Unconditional Election - James White

From Reformation Theology

Numerous biblical passages can be cited that plainly teach the divine truth that God predestines men unto salvation. John 6:35-45, Romans 9:10-24, and 2 Timothy 1:8-10 all teach this truth. But I shall focus first upon the classicus locus, Ephesians 1:3-11, for my initial exegetical defense of this divine truth.

As space permits, I will then briefly address Romans 9 and John 6. I invite the interested reader to follow along. I shall use as my base text the Nestle-Aland 27th edition of the Greek New Testament.

English translations are my own.

Ephesians 1
Paul begins this tremendous introduction to his letter1 with a word of blessing addressed to God the Father of our Lord Jesus Christ (1:3). All of salvation comes from the Father, its source, and its end. It is the Father who has blessed us with every spiritual blessing in the heavenly places in Christ. Immediately we encounter three vital truths: 1) God is the one who has blessed us (we did not bless ourselves); this is seen in recognizing that ho eulogasa refers to the Father specifically; 2) that Paul is not speaking of all mankind here, but specifically of the redeemed, for he uses the personal pronoun hama (us) when speaking of the scope of the blessing of the Father; we will see this is continued throughout the text; and 3) the phrase en Christo (in Christ) or its equivalent in Him, is central to Paul’s thought.
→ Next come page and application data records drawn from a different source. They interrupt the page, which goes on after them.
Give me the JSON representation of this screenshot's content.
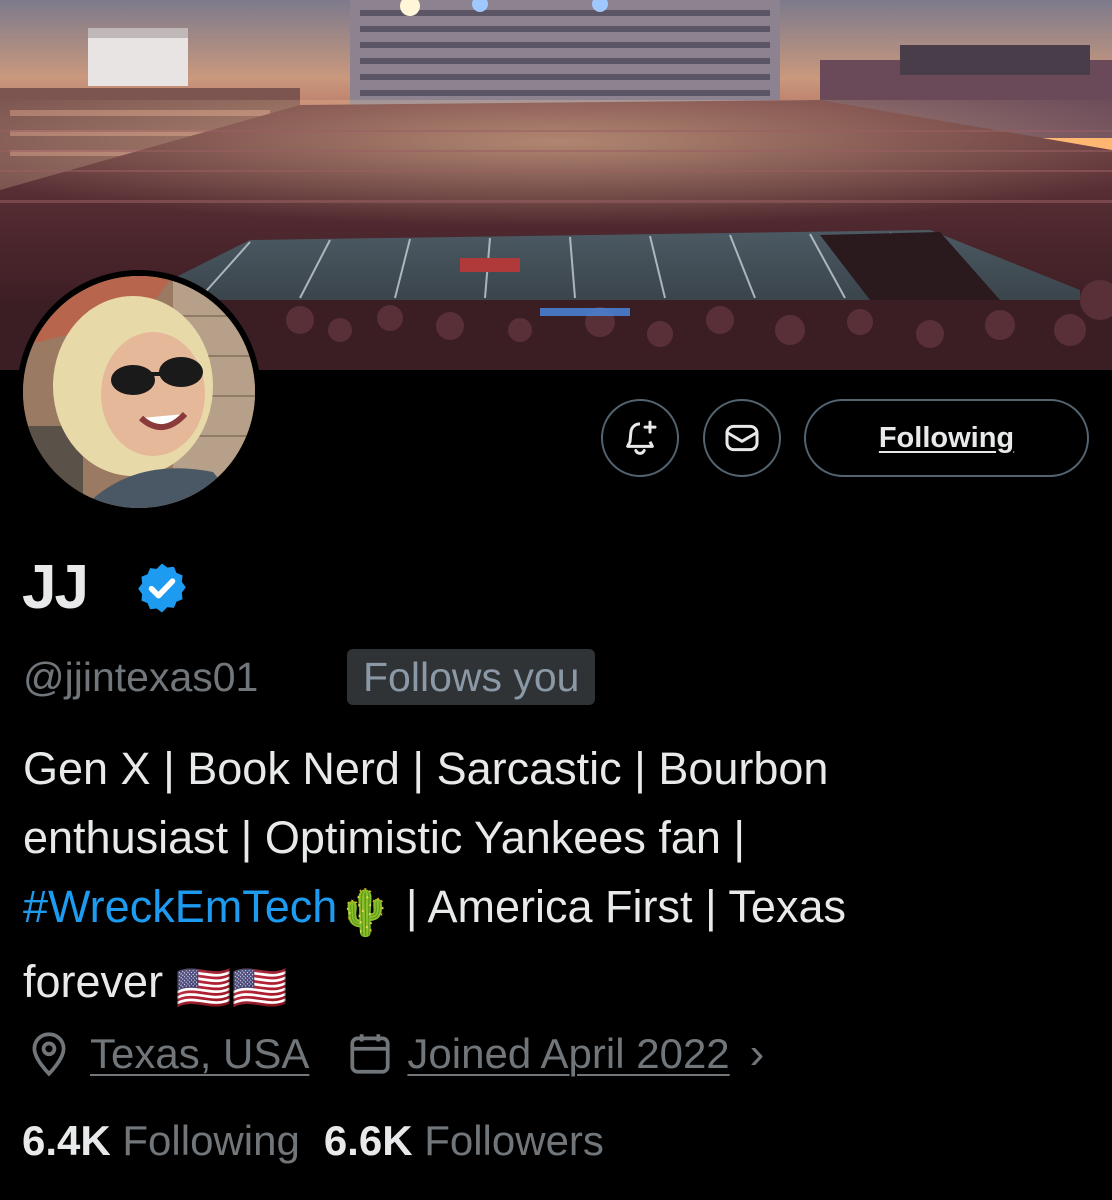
{
  "profile": {
    "display_name": "JJ",
    "handle": "@jjintexas01",
    "follows_you_badge": "Follows you",
    "bio": {
      "line1": "Gen X | Book Nerd | Sarcastic | Bourbon",
      "line2": "enthusiast | Optimistic Yankees fan |",
      "hashtag": "#WreckEmTech",
      "hashtag_emoji": "🌵",
      "line3_rest": "| America First | Texas",
      "line4": "forever",
      "flag_emoji": "🇺🇸🇺🇸"
    },
    "location": "Texas, USA",
    "joined": "Joined April 2022",
    "joined_chevron": "›",
    "following_count": "6.4K",
    "following_label": "Following",
    "followers_count": "6.6K",
    "followers_label": "Followers"
  },
  "actions": {
    "notify_icon": "bell-plus-icon",
    "message_icon": "mail-icon",
    "following_button_label": "Following"
  },
  "icons": {
    "verified": "verified-badge-icon",
    "location": "location-pin-icon",
    "calendar": "calendar-icon"
  },
  "colors": {
    "background": "#000000",
    "accent_blue": "#1d9bf0",
    "text_primary": "#e7e9ea",
    "text_secondary": "#71767b",
    "border": "#536471",
    "badge_bg": "#2f3336"
  }
}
All of salvation takes place only “in Christ.”

Verse 4 is central to our subject: “just as He chose us in Him before the creation of the world so that we should be holy and blameless before Him.”2 Again the Father is in view, for He is the one who chose us (hama, accusative, indicating direct object of “to choose”). This choice is exercised only in Christ (there is no salvation outside of the Son). It is vital to recognize the personal aspect of this choice on the part of God the Father.

Read rest of article HERE

Saturday, October 13, 2012

Practical Implications of Soli Deo Gloria - Richard Barcellos

From Reformed Baptist Fellowship
The universe is all about God, not man.

The vastness and mystery of the universe does not point to our importance, but to God’s. The universe is a theater for God’s glory. Living as if you are the center is the problem not the solution. Living for personal happiness is just that–personal. It is temporary. It does not last, nor does it satisfy the soul. It will bring you nothing but trouble when you face God at the great day of judgment. We are all restless and fickle until we find our rest in God and the only way to find your soul’s rest in God is through Jesus Christ, the only Mediator between God and man. Come to Him for cleansing now, if you haven’t. And if you have, thank Him, praise Him, adore Him. Why? For from Him and through Him and to Him are all things. To Him be the glory forever. Amen” (Rom 11:36).

When seeking to explain the purpose of the universe, the Christian, or biblical view, is to start with God, not man.
He is first and He gives meaning to all the rest. If we are trying to justify our belief in Christianity before an on-looking and unbelieving world, we should not assume it to be false or put it in a neutral category till proven true. If we believe Christianity has been revealed to man by God via the Scriptures of the Old and New Testaments, then we will tell others what the Scriptures say. The Bible does not need to be defended or proven by a litmus test outside of itself. As Spurgeon reportedly said, “The Bible is like a lion; just let it out of its cage and it will defend itself.”

Click HERE for the rest of this great post.